Corn is one of those vegetables that inspires a lot of one-liners. Corn makes you fat. Corn is only good for cow feed. There’s no nutritional value in corn. Corn is too high in starch.
Corn falls into two food categories. The kernels eaten off the cob are classified as vegetables, but if you dry and pop the kernels as popcorn it is a whole grain.
Yes, corn is a starchy vegetable, but what does that mean? Starch is a carbohydrate, made up of glucose molecules linked together in straight or branched chains, found in plants. Like other starchy vegetables, such as potatoes and winter squash, corn contains four grams of fiber in one cup of kernels, which is about one ear of corn. Adequate daily fiber intake helps with preventing certain types of cancers, and research suggests that consuming adequate fiber-rich foods may boost weight loss by helping you to feel fuller after eating.
Most of the fiber in corn is insoluble fiber. Insoluble fiber adds bulk to stool and may help prevent constipation.
Corn is a good source of lutein and zeaxanthin, compounds often found in yellow and green vegetables that help protect the healthy cells in our eyes against damaging high-energy blue wavelengths of light. The American Optometric Association reports lutein and zeaxanthin may help protect from developing chronic eye diseases such as macular degeneration and cataracts, and eating foods rich in these nutrients, such as corn, is recommended.
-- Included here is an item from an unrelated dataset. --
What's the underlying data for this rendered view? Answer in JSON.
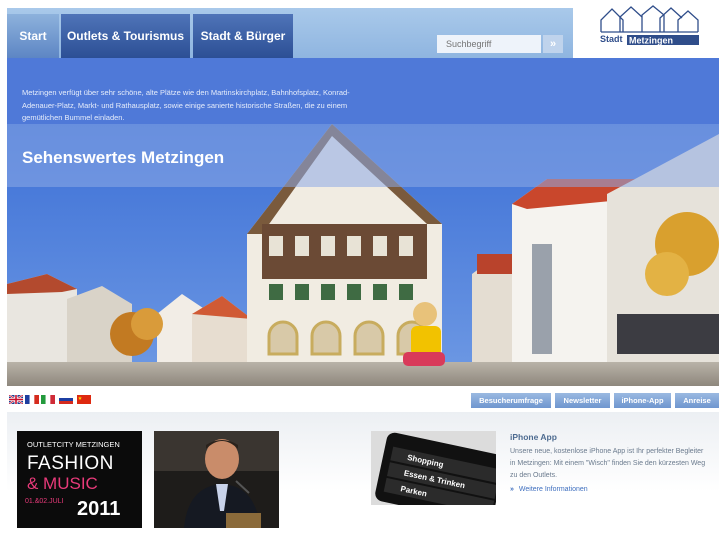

Eating corn also may help to lower blood pressure, as one cup contains about 417 milligrams of potassium. The American Heart Association recommends 4,700 milligrams of potassium daily for most Americans.
One medium ear of corn contains about 10 percent of the recommended daily value of vitamin C; 14.8 percent of the recommended daily value for thiamin, which helps to produce energy for the heart, muscles and nervous system; 8.3 percent of the recommended daily value of niacin that helps with normal functioning of the nerves, skin and digestive system; 11 percent of the recommended daily value for phosphorus; and 8 percent of the recommended daily value for magnesium and riboflavin.
Corn also is rich in folic acid. Diets rich in folate have been linked to decreased risk of cardiovascular disease, by working with vitamin B6 to reduce homocysteine, which is an amino acid and risk factor for artery blockage when present at high levels. Folic acid also is very important before and during pregnancy, as it is involved in the development of normal tissue growth and helps prevent certain birth defects.
When corn is cooked at high temperatures, it has been found to release a phenolic compound called ferulic acid that provides health benefits such as battling cancer.
Corn is best very soon after it is picked, because the sugars in corn convert quickly to starch. Corn can be stored in its husk for up to four days, but is at its sweetest when first picked. Store husked ears of corn in a plastic bag in the refrigerator for one or two days.
Corn, like any other food, will only make you fat if you eat too much of it. Corn is good feed for cows, but that’s a different type of corn than what humans eat. As you can see, there is a lot of nutritional value in corn, but remember — all things in moderation.
One medium ear of corn (6¾-7½ inches long, 103 grams) contains 111 calories, 1 gram fat, 25 grams carbs, 3 grams fiber and 3.5 grams protein.
Roasted Sweet Corn Salsa
From Fresh Supersweet Corn Council, makes 5 cups
4 ears husked fresh corn
2 tablespoons olive oil, divided
1 can (16 ounces) black beans, drained and rinsed
1 cup chopped sweet red bell pepper
2 tablespoons chopped fresh cilantro
3 tablespoons fresh lemon juice
½-1 teaspoon hot pepper sauce
½ teaspoon salt
Preheat oven to 500 degrees. Place ears in a roasting pan; brush with 1 tablespoon of the oil. Roast until corn is tender and some kernels begin to turn golden brown, 10-12 minutes, turning once; cool. With a sharp knife, cut kernels from ears (makes about 2 cups). In a large bowl, combine corn kernels, black beans, bell pepper, cilantro, lemon juice, hot pepper sauce, salt and the remaining 1 tablespoon oil. Serve chilled or at room temperature with grilled meat or fish, if desired.
Georgia Clark-Albert is a registered dietitian nutritionist and certified diabetes educator at Penobscot Community Health Care in Bangor. She provides nutrition consultant services through Mainely Nutrition in Athens. Read her columns and post questions at bangordailynews.com or email her at GeorgiaMaineMSRDCDE@gmail.com.